* TASK: Show only those lines of the entries where the string "data" is found.

* RECORDS FOR THIS TASK:
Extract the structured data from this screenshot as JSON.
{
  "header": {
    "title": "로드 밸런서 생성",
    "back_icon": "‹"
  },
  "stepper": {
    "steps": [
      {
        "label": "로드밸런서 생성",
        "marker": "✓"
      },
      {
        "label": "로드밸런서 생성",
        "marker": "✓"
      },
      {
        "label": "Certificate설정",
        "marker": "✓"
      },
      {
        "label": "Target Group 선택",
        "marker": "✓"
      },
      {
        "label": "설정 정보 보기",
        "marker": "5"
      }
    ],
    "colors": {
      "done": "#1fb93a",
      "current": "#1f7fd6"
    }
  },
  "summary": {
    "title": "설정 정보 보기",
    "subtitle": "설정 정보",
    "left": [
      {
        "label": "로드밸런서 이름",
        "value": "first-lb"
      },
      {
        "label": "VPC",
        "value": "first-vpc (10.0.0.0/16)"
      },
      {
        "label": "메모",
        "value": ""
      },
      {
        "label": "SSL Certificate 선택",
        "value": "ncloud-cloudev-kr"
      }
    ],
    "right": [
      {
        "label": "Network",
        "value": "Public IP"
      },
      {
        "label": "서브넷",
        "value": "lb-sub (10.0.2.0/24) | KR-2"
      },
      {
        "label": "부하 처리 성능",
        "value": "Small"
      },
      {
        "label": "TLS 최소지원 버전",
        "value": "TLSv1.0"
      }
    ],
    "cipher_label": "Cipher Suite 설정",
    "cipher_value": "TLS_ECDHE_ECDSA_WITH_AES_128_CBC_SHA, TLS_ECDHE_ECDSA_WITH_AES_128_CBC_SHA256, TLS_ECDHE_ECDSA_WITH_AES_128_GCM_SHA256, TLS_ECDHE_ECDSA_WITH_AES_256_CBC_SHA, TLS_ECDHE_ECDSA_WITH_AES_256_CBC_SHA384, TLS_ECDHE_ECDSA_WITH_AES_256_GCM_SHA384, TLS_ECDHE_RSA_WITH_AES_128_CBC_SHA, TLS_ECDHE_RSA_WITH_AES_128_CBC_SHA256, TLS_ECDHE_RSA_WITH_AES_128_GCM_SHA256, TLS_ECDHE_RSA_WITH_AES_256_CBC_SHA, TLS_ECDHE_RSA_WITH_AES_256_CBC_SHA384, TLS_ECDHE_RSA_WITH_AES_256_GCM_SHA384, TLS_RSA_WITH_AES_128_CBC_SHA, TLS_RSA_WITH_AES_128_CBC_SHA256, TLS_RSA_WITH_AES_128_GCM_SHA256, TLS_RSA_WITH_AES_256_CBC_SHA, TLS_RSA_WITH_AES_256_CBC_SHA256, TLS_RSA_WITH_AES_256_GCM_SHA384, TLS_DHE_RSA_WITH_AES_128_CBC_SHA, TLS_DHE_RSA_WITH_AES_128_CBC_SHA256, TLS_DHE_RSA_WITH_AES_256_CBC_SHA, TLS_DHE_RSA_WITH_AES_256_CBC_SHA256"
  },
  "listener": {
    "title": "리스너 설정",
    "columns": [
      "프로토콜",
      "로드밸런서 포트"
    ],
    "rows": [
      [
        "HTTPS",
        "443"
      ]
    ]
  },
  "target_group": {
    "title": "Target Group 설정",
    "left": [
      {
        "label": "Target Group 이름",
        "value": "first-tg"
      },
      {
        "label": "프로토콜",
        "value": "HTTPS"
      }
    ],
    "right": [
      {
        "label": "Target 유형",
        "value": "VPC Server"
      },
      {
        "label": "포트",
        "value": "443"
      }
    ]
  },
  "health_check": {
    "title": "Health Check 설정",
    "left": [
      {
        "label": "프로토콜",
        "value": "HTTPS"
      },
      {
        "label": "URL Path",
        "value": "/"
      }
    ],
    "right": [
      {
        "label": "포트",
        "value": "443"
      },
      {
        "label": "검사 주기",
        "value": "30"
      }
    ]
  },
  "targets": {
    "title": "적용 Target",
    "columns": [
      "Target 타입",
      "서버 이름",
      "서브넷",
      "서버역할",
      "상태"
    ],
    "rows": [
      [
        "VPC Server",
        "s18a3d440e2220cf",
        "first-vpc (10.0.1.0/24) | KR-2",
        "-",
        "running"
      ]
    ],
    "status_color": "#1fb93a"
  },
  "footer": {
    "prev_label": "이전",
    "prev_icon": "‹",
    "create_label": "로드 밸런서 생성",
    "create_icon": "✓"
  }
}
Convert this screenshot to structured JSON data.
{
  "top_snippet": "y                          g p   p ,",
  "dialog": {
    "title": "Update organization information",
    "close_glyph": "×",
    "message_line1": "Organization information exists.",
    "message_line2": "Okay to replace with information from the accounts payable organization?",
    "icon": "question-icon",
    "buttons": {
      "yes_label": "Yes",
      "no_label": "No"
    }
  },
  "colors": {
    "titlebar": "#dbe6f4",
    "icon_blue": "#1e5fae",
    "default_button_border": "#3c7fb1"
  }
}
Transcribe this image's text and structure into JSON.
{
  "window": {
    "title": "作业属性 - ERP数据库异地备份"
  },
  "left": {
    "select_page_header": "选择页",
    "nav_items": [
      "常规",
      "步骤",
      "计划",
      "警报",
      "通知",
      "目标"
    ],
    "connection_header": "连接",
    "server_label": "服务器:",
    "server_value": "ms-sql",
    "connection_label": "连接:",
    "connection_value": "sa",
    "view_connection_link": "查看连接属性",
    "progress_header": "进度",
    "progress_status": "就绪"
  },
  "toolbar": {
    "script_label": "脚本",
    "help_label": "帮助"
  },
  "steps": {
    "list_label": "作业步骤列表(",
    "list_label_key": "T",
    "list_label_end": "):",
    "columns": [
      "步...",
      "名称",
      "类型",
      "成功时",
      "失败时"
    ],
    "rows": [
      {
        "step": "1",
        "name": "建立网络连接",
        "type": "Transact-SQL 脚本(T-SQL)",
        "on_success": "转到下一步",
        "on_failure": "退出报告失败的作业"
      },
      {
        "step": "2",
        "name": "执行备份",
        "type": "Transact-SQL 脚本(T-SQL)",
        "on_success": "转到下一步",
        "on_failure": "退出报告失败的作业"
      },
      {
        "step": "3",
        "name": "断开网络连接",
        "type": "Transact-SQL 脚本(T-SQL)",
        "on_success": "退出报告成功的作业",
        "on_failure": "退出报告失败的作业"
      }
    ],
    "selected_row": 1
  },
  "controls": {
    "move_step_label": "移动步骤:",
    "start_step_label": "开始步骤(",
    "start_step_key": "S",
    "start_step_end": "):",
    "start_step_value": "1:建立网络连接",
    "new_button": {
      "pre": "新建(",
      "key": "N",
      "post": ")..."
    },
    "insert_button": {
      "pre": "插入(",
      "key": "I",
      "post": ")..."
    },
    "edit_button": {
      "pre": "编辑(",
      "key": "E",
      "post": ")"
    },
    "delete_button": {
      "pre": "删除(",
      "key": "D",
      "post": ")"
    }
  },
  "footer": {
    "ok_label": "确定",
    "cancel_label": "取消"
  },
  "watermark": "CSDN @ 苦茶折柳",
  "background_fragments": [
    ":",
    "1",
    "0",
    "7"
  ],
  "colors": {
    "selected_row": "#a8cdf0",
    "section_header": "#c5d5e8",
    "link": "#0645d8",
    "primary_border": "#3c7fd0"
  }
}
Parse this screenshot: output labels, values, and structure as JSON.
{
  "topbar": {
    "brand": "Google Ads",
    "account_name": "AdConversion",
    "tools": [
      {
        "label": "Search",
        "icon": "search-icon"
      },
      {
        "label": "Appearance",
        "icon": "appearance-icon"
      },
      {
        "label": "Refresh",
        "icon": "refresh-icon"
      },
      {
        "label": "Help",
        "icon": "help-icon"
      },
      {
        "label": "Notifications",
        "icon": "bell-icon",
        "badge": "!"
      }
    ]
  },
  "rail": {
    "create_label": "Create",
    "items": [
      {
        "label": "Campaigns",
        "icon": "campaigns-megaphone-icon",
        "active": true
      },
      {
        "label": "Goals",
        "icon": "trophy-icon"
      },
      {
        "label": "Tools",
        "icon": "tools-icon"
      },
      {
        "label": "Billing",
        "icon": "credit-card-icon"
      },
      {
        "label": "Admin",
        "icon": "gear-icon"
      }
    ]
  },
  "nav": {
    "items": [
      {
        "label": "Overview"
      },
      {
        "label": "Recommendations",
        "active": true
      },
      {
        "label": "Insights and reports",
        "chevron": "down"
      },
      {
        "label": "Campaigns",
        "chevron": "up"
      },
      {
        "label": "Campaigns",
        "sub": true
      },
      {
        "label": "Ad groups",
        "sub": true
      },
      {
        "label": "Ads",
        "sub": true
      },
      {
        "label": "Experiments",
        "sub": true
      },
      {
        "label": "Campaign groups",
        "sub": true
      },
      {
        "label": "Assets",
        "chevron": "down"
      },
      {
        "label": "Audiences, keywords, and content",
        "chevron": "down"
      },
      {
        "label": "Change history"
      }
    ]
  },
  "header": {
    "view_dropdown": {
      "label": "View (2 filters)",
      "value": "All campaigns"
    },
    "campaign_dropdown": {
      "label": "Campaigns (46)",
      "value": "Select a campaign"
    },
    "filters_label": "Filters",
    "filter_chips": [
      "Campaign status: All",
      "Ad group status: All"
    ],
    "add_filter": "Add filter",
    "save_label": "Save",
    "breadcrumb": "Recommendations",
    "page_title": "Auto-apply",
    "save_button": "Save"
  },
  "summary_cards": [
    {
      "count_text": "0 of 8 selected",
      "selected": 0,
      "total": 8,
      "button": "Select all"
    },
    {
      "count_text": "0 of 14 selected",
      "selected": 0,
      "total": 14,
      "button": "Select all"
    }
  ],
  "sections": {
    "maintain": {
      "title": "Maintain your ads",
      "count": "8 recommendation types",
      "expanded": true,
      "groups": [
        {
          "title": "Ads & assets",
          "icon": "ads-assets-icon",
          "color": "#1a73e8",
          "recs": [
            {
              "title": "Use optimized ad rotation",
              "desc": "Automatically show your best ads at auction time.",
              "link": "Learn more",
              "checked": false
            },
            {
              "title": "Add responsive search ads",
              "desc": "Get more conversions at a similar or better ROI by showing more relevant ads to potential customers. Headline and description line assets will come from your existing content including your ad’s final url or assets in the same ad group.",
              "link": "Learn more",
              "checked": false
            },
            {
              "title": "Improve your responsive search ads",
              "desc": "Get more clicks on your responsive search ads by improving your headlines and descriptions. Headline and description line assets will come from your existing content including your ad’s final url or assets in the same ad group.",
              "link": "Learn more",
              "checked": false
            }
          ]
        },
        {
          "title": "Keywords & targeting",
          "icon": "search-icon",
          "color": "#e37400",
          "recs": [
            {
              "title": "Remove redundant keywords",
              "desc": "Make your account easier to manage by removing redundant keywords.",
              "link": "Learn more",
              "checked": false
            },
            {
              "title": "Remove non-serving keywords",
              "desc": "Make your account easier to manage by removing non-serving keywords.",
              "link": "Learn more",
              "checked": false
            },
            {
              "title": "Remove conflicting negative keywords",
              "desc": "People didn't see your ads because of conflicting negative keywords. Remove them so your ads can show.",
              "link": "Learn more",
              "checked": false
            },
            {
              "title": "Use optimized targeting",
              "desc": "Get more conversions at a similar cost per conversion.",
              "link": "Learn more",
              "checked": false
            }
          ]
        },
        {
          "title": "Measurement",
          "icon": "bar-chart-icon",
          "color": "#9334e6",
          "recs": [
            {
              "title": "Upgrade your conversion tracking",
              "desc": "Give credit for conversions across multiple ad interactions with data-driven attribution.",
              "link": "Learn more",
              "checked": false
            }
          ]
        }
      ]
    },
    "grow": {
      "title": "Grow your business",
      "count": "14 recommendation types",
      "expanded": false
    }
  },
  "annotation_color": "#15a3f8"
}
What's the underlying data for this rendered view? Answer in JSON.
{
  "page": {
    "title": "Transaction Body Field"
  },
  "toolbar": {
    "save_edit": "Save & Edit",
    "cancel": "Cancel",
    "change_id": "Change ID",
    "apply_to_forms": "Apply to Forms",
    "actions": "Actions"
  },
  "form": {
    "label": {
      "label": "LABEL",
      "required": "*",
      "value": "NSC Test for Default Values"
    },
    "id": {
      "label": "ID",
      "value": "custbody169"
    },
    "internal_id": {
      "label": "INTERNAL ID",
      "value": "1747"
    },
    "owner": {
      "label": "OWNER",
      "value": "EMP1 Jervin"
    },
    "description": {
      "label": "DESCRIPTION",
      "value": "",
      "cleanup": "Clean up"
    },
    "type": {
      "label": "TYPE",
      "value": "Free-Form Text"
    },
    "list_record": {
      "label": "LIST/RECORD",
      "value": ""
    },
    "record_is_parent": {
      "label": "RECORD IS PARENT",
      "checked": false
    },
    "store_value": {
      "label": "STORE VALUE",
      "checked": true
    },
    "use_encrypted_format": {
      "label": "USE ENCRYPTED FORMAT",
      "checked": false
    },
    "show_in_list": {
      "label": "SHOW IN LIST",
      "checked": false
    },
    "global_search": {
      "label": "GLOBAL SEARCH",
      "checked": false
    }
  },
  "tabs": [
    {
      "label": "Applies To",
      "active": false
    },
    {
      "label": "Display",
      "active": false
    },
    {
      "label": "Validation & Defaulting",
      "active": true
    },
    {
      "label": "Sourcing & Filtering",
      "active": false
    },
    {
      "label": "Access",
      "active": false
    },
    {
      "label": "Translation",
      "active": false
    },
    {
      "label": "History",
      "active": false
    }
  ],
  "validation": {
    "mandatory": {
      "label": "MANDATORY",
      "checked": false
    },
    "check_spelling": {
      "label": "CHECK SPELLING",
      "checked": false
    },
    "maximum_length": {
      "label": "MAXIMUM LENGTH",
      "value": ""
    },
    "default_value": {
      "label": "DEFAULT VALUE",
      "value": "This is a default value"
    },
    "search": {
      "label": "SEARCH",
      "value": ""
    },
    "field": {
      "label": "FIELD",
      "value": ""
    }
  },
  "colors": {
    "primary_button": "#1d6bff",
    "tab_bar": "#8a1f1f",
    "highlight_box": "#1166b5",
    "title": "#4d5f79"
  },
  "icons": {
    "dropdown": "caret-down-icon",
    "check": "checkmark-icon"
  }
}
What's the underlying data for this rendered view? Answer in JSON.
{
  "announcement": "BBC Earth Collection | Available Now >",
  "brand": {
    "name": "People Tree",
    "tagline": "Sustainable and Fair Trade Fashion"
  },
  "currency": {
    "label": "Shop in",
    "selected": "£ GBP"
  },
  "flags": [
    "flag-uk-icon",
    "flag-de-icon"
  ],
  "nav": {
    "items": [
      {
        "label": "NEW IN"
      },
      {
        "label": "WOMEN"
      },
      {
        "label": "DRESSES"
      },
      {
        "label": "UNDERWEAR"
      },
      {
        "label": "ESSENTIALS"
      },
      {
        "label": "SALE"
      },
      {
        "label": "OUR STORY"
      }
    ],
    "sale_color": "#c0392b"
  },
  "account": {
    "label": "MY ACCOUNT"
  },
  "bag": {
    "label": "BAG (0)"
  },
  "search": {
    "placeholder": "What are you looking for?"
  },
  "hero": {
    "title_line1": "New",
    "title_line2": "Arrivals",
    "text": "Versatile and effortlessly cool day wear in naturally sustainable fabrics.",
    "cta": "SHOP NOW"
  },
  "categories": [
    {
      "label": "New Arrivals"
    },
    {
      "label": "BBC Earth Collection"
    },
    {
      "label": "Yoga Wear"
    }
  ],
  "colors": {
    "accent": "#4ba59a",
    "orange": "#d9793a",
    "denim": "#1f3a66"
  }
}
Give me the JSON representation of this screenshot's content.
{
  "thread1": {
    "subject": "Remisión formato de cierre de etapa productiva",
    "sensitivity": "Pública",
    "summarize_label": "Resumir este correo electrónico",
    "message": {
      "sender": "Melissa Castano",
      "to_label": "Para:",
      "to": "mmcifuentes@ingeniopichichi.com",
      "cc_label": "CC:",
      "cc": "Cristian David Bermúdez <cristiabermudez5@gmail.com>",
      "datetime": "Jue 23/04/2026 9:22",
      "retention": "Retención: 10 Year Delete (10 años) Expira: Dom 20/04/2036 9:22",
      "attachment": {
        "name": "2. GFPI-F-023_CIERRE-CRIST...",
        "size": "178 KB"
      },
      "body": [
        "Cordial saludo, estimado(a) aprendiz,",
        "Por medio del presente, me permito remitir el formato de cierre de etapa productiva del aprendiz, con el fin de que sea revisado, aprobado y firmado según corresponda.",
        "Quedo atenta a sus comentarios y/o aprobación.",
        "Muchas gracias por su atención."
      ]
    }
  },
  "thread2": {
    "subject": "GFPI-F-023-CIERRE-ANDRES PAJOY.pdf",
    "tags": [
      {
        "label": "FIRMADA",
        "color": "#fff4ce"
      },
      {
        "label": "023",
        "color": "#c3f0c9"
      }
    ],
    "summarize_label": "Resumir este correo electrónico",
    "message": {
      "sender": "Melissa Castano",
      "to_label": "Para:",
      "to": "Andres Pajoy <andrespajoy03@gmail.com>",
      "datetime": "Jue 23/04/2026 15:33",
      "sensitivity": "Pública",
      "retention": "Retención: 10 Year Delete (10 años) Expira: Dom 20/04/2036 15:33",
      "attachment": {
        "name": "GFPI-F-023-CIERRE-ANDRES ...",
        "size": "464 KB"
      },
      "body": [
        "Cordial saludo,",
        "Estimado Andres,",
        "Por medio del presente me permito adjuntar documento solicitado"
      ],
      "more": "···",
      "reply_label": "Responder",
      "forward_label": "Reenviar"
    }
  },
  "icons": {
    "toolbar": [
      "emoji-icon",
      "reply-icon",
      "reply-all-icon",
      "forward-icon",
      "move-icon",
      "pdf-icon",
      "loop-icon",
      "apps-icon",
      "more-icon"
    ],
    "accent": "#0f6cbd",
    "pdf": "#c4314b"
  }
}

* RESPONSE AREA:
Extract the structured data from this screenshot as JSON.
Convert this screenshot to structured JSON data.
              "desc": "Give credit for conversions across multiple ad interactions with data-driven attribution.",
What's the underlying data for this rendered view? Answer in JSON.
What's the underlying data for this rendered view? Answer in JSON.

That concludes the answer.